Part 1 – Put your Lacrosse WS-23xx weather station online

April 28th, 2007

Setting up a Serial Device Server

I got a WS-23xx (I think 17, but it was just called “pro”) for Christmas. The PC softwhere which comes with it is horrendous. In addition, I didn’t want to have to have a PC running all the time in order to upload data to the web. This hack will show how I took a Lantronix MSS-T1 Serial Device Server, and modified it in order to make it work with the 2317. Once the Serial Device Server is working, the 23xx essentially has an IP address and can be accessed from any computer that could normally access that IP.

1. Acquiring a Serial Device Server

What is a Serial Device Server?

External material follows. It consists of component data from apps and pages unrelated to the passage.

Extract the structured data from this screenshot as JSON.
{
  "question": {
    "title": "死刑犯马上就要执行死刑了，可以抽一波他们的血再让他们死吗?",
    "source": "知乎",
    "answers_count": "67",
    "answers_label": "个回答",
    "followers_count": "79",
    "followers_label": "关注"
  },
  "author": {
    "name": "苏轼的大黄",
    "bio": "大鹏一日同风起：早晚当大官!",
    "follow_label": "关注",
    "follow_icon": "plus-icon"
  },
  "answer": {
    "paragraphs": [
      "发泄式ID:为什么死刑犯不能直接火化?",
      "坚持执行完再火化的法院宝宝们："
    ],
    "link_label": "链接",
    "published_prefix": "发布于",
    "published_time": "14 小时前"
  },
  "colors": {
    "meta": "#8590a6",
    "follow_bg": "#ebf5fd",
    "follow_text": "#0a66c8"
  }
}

It is a powered electronic device which converts an RS232 serial data to data that can be transferred over a TCP/IP network Read the rest of this entry »

Backup an entire DVD with dvdbackup (no transcoding)

April 22nd, 2007

I had to hunt quite a bit to find a utility that would let me back up an entire DVD in its original format. My only goal is to back the DVD up onto the hard drive. I’m not interested in transcoding, or playing it on my iPod. dvdbackup is available in the ubuntu repository. The man page shows how to back up a DVD. In its simplest form, the command line looks something like this:

dvdbackup -i /dev/scd0 -M -o outdir

Where /dev/scd0 is the DVD device, -M says full backup, and -o points to the output directory.